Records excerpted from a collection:
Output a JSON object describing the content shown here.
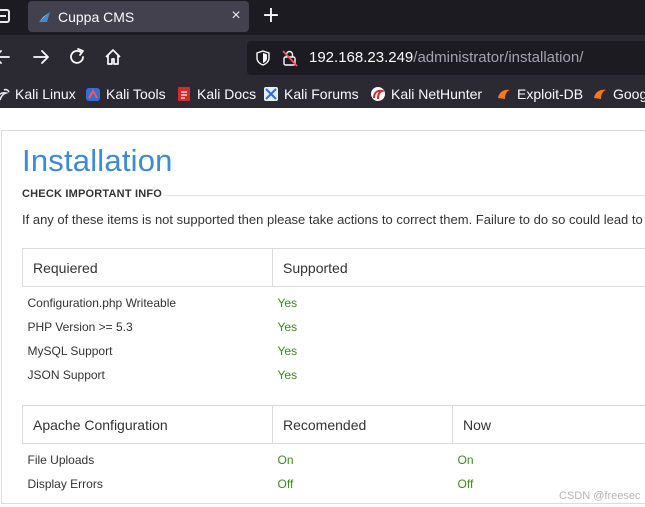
{
  "browser": {
    "tab": {
      "title": "Cuppa CMS",
      "close": "×"
    },
    "new_tab": "+",
    "url": {
      "host": "192.168.23.249",
      "path": "/administrator/installation/"
    },
    "bookmarks": [
      {
        "label": "Kali Linux",
        "icon": "kali-dragon-icon"
      },
      {
        "label": "Kali Tools",
        "icon": "kali-tools-icon"
      },
      {
        "label": "Kali Docs",
        "icon": "kali-docs-icon"
      },
      {
        "label": "Kali Forums",
        "icon": "kali-forums-icon"
      },
      {
        "label": "Kali NetHunter",
        "icon": "nethunter-icon"
      },
      {
        "label": "Exploit-DB",
        "icon": "exploit-db-icon"
      },
      {
        "label": "Google Hacking DB",
        "icon": "ghdb-icon"
      }
    ]
  },
  "page": {
    "title": "Installation",
    "section_title": "CHECK IMPORTANT INFO",
    "info": "If any of these items is not supported then please take actions to correct them. Failure to do so could lead to",
    "requirements": {
      "headers": [
        "Requiered",
        "Supported"
      ],
      "rows": [
        {
          "item": "Configuration.php Writeable",
          "status": "Yes"
        },
        {
          "item": "PHP Version >= 5.3",
          "status": "Yes"
        },
        {
          "item": "MySQL Support",
          "status": "Yes"
        },
        {
          "item": "JSON Support",
          "status": "Yes"
        }
      ]
    },
    "apache": {
      "headers": [
        "Apache Configuration",
        "Recomended",
        "Now"
      ],
      "rows": [
        {
          "item": "File Uploads",
          "recommended": "On",
          "now": "On"
        },
        {
          "item": "Display Errors",
          "recommended": "Off",
          "now": "Off"
        }
      ]
    }
  },
  "watermark": "CSDN @freesec",
  "colors": {
    "title_blue": "#3b8bd6",
    "value_green": "#3d8a1e",
    "chrome_dark": "#1c1b22",
    "chrome_mid": "#2b2a33"
  }
}
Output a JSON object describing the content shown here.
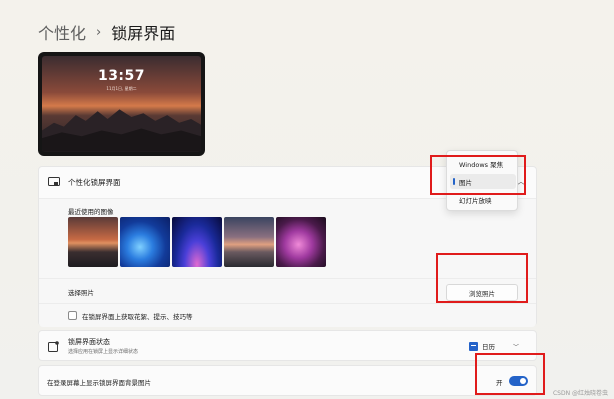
{
  "breadcrumb": {
    "parent": "个性化",
    "separator": "›",
    "current": "锁屏界面"
  },
  "preview": {
    "time": "13:57",
    "date": "11月1日, 星期二"
  },
  "personalize": {
    "title": "个性化锁屏界面",
    "recent_label": "最近使用的图像",
    "choose_label": "选择照片",
    "browse_button": "浏览照片",
    "tips_checkbox": "在锁屏界面上获取花絮、提示、技巧等",
    "tips_checked": false,
    "dropdown_options": [
      "Windows 聚焦",
      "图片",
      "幻灯片放映"
    ],
    "dropdown_selected": "图片"
  },
  "status": {
    "title": "锁屏界面状态",
    "subtitle": "选择应用在锁屏上显示详细状态",
    "selected_app": "日历"
  },
  "login": {
    "title": "在登录屏幕上显示锁屏界面背景图片",
    "toggle_label": "开",
    "toggle_on": true
  },
  "colors": {
    "accent": "#2463c8",
    "highlight": "#e01b1b"
  },
  "watermark": "CSDN @红烛晓卷虫"
}
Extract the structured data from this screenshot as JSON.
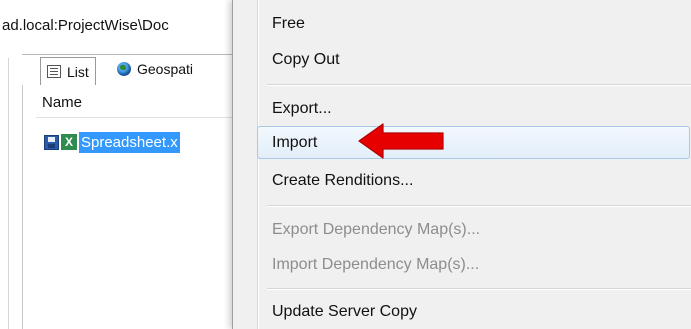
{
  "background_window": {
    "path": "ad.local:ProjectWise\\Doc",
    "tabs": [
      {
        "label": "List",
        "icon": "list-icon"
      },
      {
        "label": "Geospati",
        "icon": "globe-icon"
      }
    ],
    "column_header": "Name",
    "file": {
      "name": "Spreadsheet.x",
      "icons": [
        "save-icon",
        "excel-icon"
      ],
      "excel_letter": "X"
    }
  },
  "context_menu": {
    "items": [
      {
        "label": "Free",
        "enabled": true
      },
      {
        "label": "Copy Out",
        "enabled": true
      },
      {
        "label": "Export...",
        "enabled": true
      },
      {
        "label": "Import",
        "enabled": true,
        "highlighted": true
      },
      {
        "label": "Create Renditions...",
        "enabled": true
      },
      {
        "label": "Export Dependency Map(s)...",
        "enabled": false
      },
      {
        "label": "Import Dependency Map(s)...",
        "enabled": false
      },
      {
        "label": "Update Server Copy",
        "enabled": true
      }
    ]
  },
  "colors": {
    "selection_blue": "#3399ff",
    "menu_bg": "#f0f0f0",
    "highlight_border": "#a8c8e8",
    "annotation_arrow": "#e60000",
    "disabled_text": "#8d8d8d"
  }
}
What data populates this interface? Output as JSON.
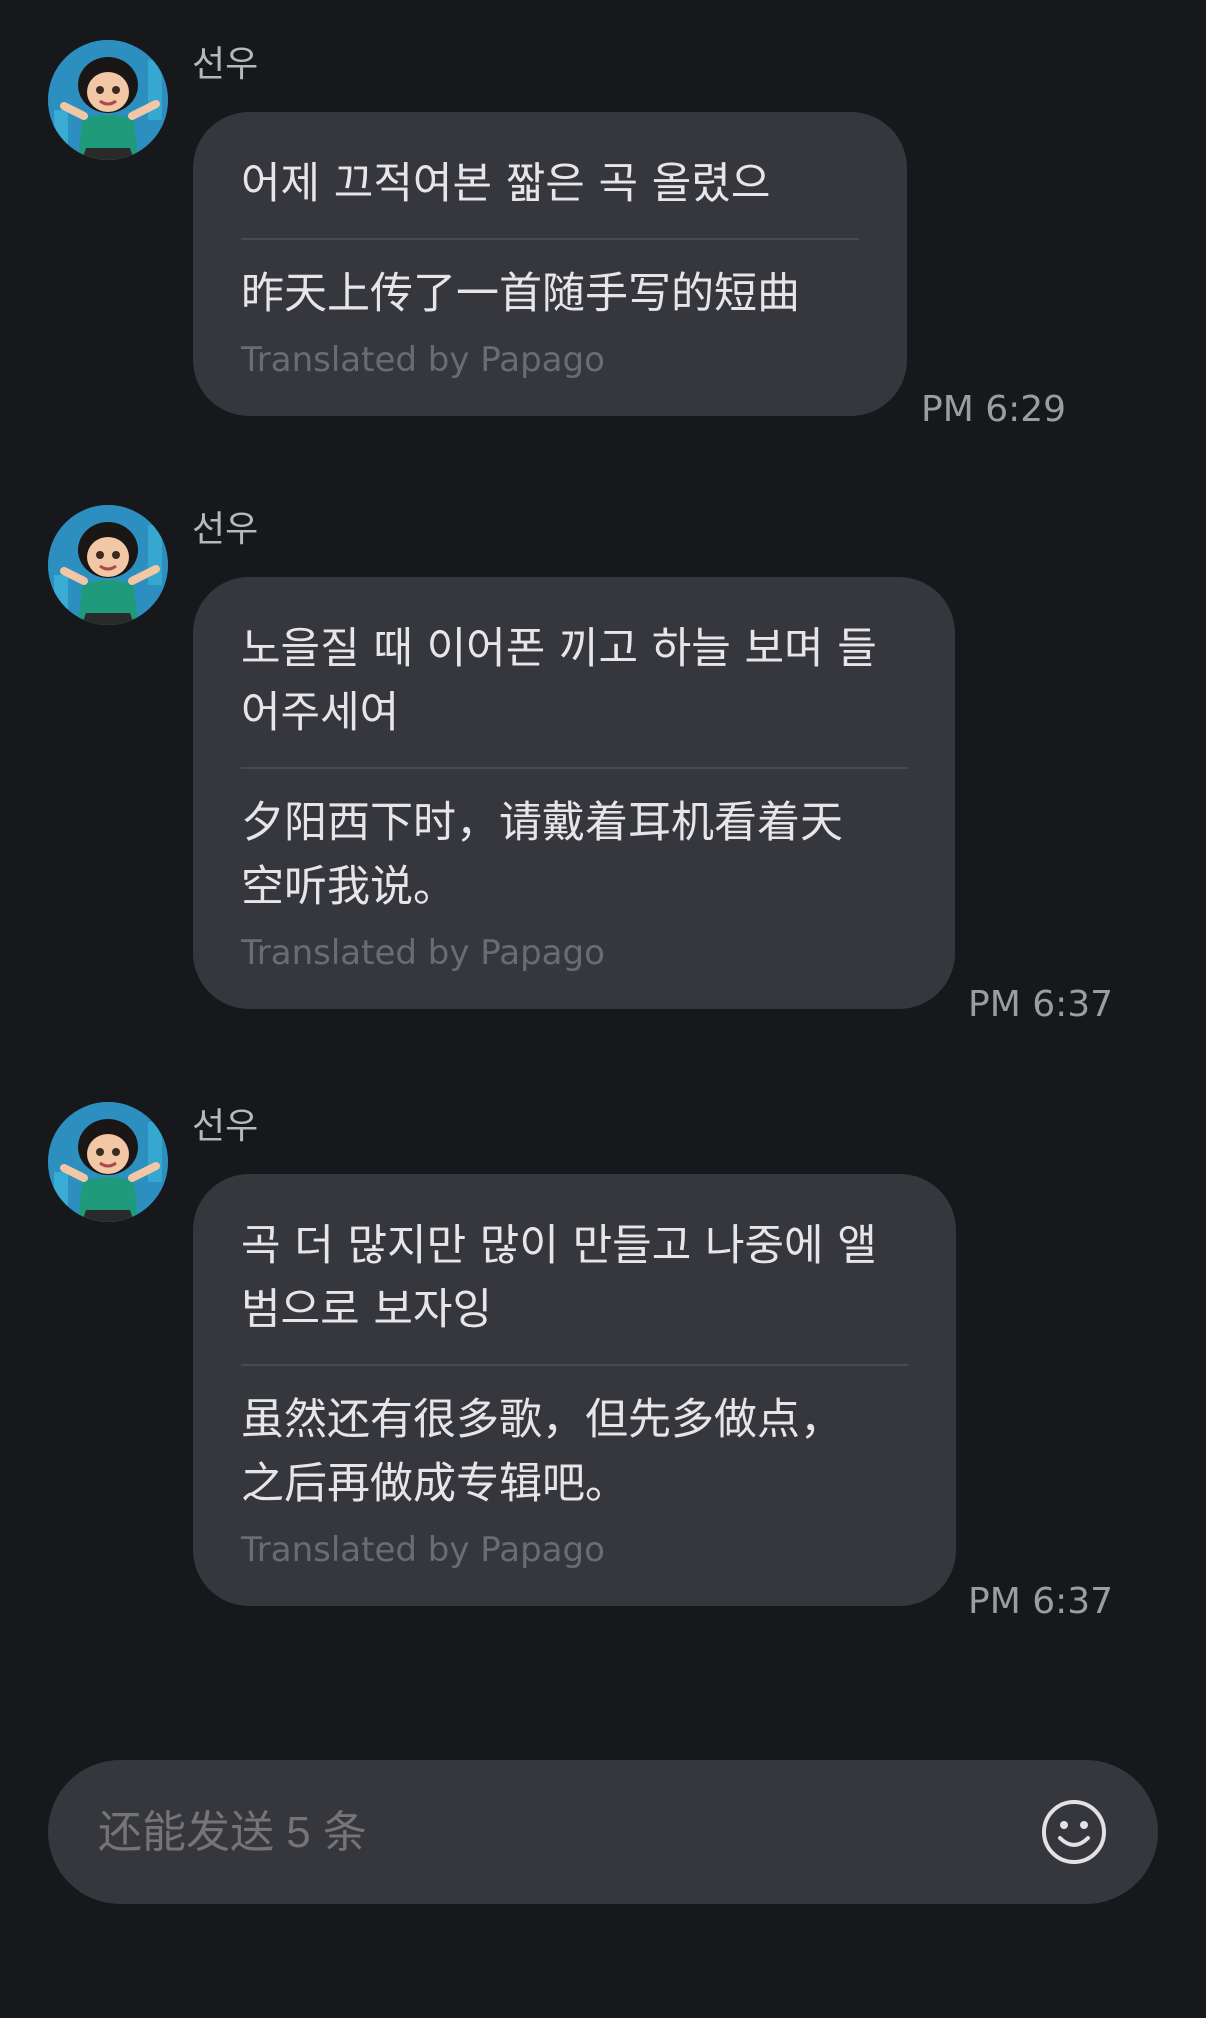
{
  "messages": [
    {
      "sender": "선우",
      "original": "어제 끄적여본 짧은 곡 올렸으",
      "translation": "昨天上传了一首随手写的短曲",
      "translated_note": "Translated by Papago",
      "time": "PM 6:29"
    },
    {
      "sender": "선우",
      "original": "노을질 때 이어폰 끼고 하늘 보며 들\n어주세여",
      "translation": "夕阳西下时，请戴着耳机看着天\n空听我说。",
      "translated_note": "Translated by Papago",
      "time": "PM 6:37"
    },
    {
      "sender": "선우",
      "original": "곡 더 많지만 많이 만들고 나중에 앨\n범으로 보자잉",
      "translation": "虽然还有很多歌，但先多做点，\n之后再做成专辑吧。",
      "translated_note": "Translated by Papago",
      "time": "PM 6:37"
    }
  ],
  "composer": {
    "placeholder": "还能发送 5 条"
  },
  "icons": {
    "avatar": "cartoon-girl-avatar",
    "emoji": "smiley-face-icon"
  }
}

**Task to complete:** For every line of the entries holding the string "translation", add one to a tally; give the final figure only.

**Problem solution:** 3